The reason why the pipe was so full of gunk and completely rusted was because of how it was installed originally. The sink on the right drains toward the sink on the left. I found this out when i tried to clean off my hands with the working sink and water drained out the other hole. But the problem was that the pipe didn't have enough slope to the downward drain, which meant that there was always water sitting in the pipe. So after 40 years with water always sitting in the pipe it just completely rusted and fell apart.

As with all of these projects i went back to the hardware store to find the right drain pipe. They actually didn't have what i needed. It's a little hard to tell from the picture above of the broken pipe but i needed a pipe with a slight bend. Neither a straight nor a 90 degree bend pipe would work. The only thing they had that would work was this pipe with two 45 degree bends. When i got home i immediately went downstairs and cut the pipe in half. Luckily that worked and everything fit back together.

45 degree pipe bend needed to fix bathroom sink drain, home depot pipe, expensive

To install the drain and plug i wrapped the pipe with tape and drain with plumbers putty. I really had to tighten the plastic nut down in order to get a good seal with the sink.
install sink drain with plumbers putty and tape, stop sink drain leak

Luckily after a bit of a scare, everything went back together fine. The second sink was even easier. Since there wasn't any water sitting in that pipe it wasn't rusted and didn't break. Also i found $1 in quarters at the bottom of the U-bend.
found money in sink drain, old rusted coins found while fixing drain, found free money

Here it is with the sinks all finished. Nothing fancy but i think it looks a lot better with the new faucets.

new bathroom faucet, how to replace an old bathroom faucet, repair

3 comments:

Jim said...

Who knew that it was a bad idea to keep your change in the sink?

Anonymous said...

"with the right knowledge and skills on plumbing"
Well now there's the rub. That's why I hafta call a plummer!

Dave Wirth said...

I always say " What's the worst thing that can happen?"

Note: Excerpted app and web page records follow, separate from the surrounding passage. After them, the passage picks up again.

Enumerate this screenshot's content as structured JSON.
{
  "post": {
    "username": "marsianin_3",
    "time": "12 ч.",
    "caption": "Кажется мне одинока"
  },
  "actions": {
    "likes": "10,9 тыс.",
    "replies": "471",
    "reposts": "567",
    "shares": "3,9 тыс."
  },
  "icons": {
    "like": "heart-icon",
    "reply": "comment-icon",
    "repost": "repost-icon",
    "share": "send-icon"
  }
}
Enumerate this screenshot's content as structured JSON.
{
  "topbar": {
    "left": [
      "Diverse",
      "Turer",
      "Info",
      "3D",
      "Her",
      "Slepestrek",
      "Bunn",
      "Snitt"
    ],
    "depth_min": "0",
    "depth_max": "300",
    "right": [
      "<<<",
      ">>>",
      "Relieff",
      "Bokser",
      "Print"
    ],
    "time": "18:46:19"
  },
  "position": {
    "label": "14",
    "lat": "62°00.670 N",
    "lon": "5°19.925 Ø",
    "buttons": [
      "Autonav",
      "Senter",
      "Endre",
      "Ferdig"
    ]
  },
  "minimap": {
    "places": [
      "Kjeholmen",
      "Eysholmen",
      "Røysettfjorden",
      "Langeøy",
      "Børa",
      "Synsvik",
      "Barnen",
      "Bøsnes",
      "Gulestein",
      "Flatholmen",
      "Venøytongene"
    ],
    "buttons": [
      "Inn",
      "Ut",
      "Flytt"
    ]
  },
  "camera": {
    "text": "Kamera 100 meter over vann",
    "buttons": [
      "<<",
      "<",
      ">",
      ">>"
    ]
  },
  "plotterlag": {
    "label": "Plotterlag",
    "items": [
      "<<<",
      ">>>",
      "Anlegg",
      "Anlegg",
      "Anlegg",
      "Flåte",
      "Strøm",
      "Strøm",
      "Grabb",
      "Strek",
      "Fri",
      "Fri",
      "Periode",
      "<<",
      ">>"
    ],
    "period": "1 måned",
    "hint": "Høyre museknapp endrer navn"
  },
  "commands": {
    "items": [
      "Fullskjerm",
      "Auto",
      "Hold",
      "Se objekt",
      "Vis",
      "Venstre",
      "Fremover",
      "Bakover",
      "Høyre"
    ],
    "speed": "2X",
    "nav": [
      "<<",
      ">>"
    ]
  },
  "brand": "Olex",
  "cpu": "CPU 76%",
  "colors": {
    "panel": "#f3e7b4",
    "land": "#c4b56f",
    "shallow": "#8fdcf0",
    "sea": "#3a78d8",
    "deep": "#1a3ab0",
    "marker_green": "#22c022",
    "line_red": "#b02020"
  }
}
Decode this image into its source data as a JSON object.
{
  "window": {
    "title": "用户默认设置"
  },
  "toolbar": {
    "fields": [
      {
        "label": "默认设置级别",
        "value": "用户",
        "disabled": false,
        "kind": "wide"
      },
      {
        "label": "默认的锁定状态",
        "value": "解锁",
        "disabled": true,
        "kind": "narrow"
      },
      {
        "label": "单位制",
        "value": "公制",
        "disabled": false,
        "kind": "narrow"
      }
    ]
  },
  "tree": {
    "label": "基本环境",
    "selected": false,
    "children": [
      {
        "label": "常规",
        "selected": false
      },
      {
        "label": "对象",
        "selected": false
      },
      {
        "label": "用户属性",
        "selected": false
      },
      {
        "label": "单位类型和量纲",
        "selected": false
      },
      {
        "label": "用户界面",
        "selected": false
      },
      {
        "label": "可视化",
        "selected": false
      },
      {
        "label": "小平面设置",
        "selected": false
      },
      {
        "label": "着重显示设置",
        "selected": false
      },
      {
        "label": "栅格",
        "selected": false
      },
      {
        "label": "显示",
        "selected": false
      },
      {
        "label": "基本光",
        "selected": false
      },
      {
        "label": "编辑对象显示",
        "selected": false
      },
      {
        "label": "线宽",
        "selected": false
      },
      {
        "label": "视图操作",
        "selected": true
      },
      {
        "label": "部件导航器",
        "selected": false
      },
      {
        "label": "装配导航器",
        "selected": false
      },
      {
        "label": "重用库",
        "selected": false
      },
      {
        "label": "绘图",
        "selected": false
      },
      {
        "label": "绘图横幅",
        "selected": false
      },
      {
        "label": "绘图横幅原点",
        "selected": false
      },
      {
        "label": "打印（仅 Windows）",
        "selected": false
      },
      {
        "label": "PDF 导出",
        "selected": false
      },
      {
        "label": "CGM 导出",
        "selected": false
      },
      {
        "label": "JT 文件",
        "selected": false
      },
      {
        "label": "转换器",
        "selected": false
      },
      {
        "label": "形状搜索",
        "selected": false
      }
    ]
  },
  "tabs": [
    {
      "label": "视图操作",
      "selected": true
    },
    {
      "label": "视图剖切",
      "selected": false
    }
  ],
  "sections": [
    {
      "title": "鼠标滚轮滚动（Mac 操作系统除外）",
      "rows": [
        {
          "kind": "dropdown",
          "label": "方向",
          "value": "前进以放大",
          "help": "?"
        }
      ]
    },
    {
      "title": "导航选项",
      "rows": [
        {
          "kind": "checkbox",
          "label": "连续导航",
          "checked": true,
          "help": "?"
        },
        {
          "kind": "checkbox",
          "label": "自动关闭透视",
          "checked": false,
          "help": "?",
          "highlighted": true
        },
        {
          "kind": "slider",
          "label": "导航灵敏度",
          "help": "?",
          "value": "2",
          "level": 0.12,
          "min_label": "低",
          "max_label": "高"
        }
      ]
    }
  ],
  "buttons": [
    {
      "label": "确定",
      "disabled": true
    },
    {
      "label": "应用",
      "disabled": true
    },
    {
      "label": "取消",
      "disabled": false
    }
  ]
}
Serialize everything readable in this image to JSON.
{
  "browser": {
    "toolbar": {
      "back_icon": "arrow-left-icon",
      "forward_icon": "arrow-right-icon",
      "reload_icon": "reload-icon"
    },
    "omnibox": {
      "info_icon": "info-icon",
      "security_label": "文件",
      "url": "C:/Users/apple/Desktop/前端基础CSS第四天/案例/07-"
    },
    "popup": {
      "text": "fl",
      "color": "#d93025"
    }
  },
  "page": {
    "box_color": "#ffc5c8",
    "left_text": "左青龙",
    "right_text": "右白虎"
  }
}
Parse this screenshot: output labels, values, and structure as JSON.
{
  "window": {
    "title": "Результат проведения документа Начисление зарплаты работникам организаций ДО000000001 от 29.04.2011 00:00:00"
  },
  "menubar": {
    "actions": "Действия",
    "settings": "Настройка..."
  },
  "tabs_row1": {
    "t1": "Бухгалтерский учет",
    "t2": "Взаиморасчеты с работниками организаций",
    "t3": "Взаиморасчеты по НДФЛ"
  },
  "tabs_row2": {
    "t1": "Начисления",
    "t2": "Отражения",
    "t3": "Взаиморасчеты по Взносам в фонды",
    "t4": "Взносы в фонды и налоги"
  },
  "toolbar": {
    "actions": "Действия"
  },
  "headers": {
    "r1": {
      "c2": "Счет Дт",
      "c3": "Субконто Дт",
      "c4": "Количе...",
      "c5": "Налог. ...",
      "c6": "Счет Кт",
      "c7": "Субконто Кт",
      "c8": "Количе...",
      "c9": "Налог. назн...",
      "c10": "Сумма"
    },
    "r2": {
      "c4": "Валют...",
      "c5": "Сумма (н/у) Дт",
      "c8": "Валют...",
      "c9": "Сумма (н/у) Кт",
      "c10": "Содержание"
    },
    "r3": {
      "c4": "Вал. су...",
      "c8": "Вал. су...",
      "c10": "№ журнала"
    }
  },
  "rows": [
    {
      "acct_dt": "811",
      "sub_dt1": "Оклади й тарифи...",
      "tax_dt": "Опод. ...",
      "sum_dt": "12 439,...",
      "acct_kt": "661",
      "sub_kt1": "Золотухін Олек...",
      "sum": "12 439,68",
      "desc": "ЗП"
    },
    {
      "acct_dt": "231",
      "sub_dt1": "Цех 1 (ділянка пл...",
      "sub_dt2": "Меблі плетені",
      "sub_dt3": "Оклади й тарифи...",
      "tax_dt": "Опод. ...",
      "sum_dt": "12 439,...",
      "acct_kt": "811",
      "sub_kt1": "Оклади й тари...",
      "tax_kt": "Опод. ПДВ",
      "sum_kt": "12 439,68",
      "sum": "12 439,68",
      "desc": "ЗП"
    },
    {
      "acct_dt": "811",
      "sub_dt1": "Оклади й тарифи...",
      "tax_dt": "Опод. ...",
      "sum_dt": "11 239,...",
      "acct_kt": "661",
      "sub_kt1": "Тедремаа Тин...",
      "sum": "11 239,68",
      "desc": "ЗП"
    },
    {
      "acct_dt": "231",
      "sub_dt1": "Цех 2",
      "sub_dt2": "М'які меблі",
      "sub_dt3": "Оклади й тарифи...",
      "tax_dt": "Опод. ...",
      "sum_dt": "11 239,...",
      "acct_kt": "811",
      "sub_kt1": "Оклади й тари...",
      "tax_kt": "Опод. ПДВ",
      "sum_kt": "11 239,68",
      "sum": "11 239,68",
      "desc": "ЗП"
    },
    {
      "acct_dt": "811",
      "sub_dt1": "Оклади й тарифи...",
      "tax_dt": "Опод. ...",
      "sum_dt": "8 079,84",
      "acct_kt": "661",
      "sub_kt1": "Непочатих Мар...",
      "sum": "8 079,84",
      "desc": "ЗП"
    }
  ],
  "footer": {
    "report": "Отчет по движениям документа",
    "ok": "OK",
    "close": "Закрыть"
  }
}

The only way you learn is by first doing it completely wrong. Then you're like, "ok, it can't get any worse then this."

Then after you fix it, next time it won't seem so daunting.

-Dave